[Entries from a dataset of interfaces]
──────────
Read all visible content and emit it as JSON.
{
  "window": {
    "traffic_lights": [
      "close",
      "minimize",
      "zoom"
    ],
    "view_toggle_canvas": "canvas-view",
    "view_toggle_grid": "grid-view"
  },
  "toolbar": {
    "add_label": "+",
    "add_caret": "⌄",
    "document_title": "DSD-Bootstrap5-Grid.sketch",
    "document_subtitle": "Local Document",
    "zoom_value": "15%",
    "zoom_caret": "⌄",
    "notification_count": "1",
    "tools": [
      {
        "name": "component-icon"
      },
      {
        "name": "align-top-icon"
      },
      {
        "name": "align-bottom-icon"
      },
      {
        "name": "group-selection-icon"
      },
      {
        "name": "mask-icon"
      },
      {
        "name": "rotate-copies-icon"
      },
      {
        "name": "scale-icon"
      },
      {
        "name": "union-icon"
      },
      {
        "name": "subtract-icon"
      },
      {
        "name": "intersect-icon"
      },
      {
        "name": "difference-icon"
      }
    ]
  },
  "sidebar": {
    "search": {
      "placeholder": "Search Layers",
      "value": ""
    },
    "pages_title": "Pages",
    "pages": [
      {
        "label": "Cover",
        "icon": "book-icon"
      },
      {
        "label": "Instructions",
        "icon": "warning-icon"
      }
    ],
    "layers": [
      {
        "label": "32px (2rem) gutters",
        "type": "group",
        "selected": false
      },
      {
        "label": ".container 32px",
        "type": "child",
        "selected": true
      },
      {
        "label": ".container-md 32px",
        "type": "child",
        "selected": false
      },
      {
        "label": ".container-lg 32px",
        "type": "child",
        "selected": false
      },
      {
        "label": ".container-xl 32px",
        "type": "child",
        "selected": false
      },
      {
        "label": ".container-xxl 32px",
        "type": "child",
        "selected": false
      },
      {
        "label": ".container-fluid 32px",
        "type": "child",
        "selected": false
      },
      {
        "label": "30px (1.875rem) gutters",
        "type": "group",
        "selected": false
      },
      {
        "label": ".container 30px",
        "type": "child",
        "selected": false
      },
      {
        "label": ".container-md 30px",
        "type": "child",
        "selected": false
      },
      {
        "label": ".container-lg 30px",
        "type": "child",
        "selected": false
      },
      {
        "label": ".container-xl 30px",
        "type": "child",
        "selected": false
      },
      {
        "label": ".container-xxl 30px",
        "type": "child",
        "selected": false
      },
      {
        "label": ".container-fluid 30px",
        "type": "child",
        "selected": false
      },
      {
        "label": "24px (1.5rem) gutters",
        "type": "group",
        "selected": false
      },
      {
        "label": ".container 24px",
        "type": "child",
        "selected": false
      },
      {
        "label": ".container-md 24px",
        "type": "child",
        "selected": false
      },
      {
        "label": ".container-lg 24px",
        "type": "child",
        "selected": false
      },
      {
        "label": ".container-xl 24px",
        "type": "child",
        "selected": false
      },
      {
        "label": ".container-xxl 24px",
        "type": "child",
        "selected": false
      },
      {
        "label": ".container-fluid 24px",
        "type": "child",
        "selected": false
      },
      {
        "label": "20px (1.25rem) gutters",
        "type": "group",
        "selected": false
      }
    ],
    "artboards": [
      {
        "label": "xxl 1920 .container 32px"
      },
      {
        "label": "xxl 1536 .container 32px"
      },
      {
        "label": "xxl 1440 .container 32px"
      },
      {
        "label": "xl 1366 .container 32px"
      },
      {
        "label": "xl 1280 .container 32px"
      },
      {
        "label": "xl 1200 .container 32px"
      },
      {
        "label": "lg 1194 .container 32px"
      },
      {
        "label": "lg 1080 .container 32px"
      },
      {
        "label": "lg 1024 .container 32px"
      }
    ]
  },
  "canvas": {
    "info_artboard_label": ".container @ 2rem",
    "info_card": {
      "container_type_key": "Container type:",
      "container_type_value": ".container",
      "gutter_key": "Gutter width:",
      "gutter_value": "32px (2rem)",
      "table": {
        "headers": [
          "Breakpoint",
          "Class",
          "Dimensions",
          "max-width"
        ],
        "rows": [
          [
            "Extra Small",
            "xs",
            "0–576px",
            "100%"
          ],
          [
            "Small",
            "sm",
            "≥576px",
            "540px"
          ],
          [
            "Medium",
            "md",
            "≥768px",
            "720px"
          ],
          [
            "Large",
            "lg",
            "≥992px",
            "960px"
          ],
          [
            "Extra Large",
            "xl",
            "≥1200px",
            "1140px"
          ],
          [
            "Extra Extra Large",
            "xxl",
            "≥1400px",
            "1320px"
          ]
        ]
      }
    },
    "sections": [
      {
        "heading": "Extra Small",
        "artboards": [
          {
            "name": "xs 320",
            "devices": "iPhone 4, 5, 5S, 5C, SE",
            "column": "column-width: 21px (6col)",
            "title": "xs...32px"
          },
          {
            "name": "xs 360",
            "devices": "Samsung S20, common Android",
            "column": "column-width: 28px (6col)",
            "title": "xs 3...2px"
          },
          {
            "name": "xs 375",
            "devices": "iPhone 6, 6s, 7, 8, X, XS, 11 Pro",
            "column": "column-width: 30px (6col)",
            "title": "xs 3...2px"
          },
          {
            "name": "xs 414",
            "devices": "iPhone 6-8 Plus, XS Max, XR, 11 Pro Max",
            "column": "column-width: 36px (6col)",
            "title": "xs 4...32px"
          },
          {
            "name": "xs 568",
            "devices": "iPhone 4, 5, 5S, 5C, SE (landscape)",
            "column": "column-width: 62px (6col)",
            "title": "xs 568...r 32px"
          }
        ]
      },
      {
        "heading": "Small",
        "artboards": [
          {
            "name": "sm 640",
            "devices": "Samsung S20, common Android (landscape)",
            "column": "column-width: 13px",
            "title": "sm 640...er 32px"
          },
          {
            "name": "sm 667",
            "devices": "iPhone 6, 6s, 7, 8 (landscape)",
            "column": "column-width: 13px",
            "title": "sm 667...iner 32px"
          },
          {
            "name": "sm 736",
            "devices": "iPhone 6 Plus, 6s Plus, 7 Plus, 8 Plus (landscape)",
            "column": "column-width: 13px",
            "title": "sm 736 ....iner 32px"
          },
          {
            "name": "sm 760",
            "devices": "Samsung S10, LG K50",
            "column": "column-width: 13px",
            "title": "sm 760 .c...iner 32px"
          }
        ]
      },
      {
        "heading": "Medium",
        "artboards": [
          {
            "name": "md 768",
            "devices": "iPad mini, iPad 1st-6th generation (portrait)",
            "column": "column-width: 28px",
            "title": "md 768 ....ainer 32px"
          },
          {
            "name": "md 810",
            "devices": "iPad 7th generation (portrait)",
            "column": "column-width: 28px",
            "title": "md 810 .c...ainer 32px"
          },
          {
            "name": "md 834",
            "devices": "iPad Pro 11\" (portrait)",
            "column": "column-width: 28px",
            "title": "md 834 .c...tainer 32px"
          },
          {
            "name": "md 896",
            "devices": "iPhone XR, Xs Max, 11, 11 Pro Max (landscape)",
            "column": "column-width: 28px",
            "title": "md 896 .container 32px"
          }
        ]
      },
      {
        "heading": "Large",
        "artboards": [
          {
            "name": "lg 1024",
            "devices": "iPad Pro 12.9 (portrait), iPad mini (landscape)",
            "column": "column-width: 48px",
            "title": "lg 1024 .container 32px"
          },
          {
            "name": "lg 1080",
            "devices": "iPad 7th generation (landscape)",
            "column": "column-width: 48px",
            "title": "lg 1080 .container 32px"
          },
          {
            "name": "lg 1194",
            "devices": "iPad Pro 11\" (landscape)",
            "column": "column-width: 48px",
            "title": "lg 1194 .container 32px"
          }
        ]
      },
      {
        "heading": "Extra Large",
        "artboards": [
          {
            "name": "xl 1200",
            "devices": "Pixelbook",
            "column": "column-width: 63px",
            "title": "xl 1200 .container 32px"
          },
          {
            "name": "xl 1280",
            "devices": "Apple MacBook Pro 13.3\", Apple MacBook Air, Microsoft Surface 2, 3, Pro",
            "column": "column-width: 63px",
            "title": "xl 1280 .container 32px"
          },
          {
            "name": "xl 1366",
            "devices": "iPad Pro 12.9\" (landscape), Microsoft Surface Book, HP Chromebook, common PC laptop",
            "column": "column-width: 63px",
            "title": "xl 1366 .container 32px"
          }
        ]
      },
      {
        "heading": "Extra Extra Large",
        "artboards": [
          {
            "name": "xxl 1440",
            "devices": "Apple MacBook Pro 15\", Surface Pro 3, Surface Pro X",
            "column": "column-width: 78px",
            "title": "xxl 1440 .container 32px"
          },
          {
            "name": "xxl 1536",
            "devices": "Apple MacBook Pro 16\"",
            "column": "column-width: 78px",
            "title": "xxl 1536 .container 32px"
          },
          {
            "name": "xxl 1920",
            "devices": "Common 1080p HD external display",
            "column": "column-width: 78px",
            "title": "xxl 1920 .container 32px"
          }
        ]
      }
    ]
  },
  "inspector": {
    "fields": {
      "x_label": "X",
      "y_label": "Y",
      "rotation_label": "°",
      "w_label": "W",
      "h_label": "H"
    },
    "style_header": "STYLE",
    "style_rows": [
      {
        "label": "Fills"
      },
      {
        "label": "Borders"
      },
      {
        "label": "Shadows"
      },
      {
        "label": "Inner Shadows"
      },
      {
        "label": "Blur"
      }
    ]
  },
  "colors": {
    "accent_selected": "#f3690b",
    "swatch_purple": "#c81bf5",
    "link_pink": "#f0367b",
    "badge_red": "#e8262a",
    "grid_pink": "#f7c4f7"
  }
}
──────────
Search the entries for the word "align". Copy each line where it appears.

### THE COMPLETED TASK
        "name": "align-top-icon"
        "name": "align-bottom-icon"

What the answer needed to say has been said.